By Stephen Young
By Stephen Young
By Stephen Young
By Jim Schutze
By Rachel Watts
By Lauren Drewes Daniels
Roy asked Clarke to send her Lord Vishnu after the conference, and, like most everyone else who comes in contact with it, adored the thing--so much so, she hooked him with New York agent Jenny Bent, who has quite a few clients who self-published before getting picked up by the big publishing houses.
"It's often the most interesting, the most intelligent, the most quirky books that need to be self-published before New York publishers can see their merits," Bent says. "New York publishing is done by committee. The editor has to like it, then the sales director and the publisher has to like it, and that takes a lot, and if there's something strange or unusual about the book, it's hard to pass through the committee. So it needs to be self-published so it can get a track record and prove itself before New York can go, 'It's successful, now we get it.'"
And it didn't hurt that just as New York was getting interested, so, too, were a few people in Hollywood.
Take Ann Asprodites, a woman from New Orleans Clarke met at a Christmas party in 2003. Asprodites, who represents commercial directors, was in Dallas for a shindig being thrown by the Association of Independent Commercial Producers at the Hall of State in Fair Park when she met Clarke, who was there representing DDB. They got to talking, she mentioned how much she loved to read, he mentioned how he'd written a book, and next thing you know she's online buying a copy of Lord Vishnu. "It's cool to read a book written by somebody you know," she says. "And it turned out to be the most original novel I'd read in a long, long time."
Asprodites was so taken with the novel she gave it to her friend Grant Morris, a New Zealand screenwriter whose credits include The Return of the Swamp Thing and The Shrimp on the Barbie (the latter being so awful the director took his name off it). She wanted to know if he thought it would make a good movie. Morris, too, fell in love with it--"I thought it was extremely funny, original, well-written and clever," he says now--but told Asprodites surely someone's already making it into a movie. Nope, she told him, and gave him Clarke's number, which he dialed immediately to feel out the writer's interest in having his book turned into a screenplay.
"I guess I am to blame for it, happily," Asprodites says. "All this stuff could not have happened to a nicer person than Will. We've become really good friends."

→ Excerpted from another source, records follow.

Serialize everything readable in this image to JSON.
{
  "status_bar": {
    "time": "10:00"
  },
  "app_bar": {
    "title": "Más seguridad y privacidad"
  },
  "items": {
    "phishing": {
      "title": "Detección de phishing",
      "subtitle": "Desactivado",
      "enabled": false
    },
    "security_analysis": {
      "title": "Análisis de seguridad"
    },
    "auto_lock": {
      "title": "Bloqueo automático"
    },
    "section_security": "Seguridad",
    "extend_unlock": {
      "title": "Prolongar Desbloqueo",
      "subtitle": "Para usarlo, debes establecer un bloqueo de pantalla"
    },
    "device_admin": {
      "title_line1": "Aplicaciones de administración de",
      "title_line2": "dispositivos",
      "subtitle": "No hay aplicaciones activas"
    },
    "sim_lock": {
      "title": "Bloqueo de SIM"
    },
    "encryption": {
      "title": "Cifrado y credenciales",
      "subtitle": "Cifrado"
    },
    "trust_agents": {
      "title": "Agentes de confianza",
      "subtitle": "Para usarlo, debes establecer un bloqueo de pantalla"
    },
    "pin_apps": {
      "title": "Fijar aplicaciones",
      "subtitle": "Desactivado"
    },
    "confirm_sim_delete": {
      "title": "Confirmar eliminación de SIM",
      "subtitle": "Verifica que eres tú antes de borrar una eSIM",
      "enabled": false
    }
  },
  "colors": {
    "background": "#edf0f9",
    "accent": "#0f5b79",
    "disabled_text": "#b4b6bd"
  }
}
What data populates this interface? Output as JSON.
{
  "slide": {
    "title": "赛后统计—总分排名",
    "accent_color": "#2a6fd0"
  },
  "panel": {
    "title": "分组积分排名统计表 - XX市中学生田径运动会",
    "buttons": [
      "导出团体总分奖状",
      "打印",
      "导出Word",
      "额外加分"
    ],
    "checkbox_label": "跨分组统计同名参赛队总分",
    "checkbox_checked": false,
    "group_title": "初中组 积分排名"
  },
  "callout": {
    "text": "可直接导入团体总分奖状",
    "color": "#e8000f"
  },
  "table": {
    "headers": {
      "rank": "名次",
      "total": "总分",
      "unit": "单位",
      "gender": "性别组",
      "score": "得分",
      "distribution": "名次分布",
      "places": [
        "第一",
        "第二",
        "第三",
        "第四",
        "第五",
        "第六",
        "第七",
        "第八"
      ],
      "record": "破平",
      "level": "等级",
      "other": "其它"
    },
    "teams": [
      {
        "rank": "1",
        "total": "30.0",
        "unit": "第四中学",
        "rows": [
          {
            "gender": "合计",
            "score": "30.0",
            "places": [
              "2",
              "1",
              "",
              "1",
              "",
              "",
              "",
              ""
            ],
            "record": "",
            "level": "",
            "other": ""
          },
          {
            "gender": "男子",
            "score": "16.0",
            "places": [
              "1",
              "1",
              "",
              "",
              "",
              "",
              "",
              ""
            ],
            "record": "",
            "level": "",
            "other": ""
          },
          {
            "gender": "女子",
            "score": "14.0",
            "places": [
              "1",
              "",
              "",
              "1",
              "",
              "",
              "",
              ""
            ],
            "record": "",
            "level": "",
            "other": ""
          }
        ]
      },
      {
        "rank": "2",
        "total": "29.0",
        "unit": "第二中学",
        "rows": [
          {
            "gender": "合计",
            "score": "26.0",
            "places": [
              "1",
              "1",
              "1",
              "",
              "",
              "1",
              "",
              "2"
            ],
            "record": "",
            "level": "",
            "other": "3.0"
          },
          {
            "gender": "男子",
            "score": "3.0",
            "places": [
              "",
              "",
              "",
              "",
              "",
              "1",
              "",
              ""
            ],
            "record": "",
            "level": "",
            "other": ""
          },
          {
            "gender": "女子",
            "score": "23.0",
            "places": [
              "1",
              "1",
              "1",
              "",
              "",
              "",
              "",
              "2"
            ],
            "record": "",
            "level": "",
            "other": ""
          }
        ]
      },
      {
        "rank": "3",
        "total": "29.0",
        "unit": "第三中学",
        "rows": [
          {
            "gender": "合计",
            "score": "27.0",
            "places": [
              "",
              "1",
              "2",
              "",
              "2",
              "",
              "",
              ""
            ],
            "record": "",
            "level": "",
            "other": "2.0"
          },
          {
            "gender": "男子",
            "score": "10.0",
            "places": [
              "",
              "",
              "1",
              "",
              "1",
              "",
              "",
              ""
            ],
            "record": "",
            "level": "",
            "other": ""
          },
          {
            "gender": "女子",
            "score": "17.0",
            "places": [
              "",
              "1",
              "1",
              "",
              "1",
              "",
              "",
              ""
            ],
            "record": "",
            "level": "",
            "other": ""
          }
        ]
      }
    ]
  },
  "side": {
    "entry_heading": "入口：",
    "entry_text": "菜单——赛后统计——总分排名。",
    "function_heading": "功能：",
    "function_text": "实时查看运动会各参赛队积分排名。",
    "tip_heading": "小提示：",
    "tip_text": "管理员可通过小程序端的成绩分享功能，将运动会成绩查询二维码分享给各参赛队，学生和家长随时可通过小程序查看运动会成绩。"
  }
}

So, he owes you, then?
"Not at all. I'm a firm believer in karma. This was supposed to happen."
To prove he was on the level, Morris sent Clarke an unmade screenplay called Comeback, about an imprisoned country singer stricken with Alzheimer's who's trying to get released before he can no longer perform. Clarke isn't a fan of screenplays--"they read like instructions to a story," he says--but liked Comeback. Still, he says, he kept blowing off Morris, who was not so easily dismissed. Finally, in February 2004, he sold Morris the option to the novel. For a buck.
"Will was crazy enough to trust me with it," Morris says. "We've only spent a number of hours together, but he's a great guy and easy to talk to and extremely intelligent and well-read, a fuckin' academic. He's a smart guy. He knows a lot of stuff. And he was very trusting. He's a very vibe-y guy. He goes on a vibe and got the vibe this would be a good thing and took a chance."
Morris then sent the book to his agent and manager, who began approaching Hollywood producers about turning Lord Vishnu into a film. Several were interested but wanted to know how Morris could turn so rich, dense and complex a narrative into a two-hour movie that could play the mega- mall googolplex. So, each time, Morris would go in and deliver his 35-minute pitch, and more often than not he'd be greeted by the same thing: wide grins and blank stares. They liked it but were also terrified of it.
"You have to be able to break down a complex and wild story like Will's that contains elements of comedy and modern relationships and the Hindu religion and metaphysical underpinnings and turn it into a movie with specific requirements," Morris says of his pitch. "It's like writing a song with a verse and a chorus. A movie has a beginning, middle and end in a specific structure, and you have to demonstrate to people putting up the money you can turn a wild story into something that has a structure as a film. I wanted to show this is a nothing more than the story of an ordinary man in an extraordinary situation."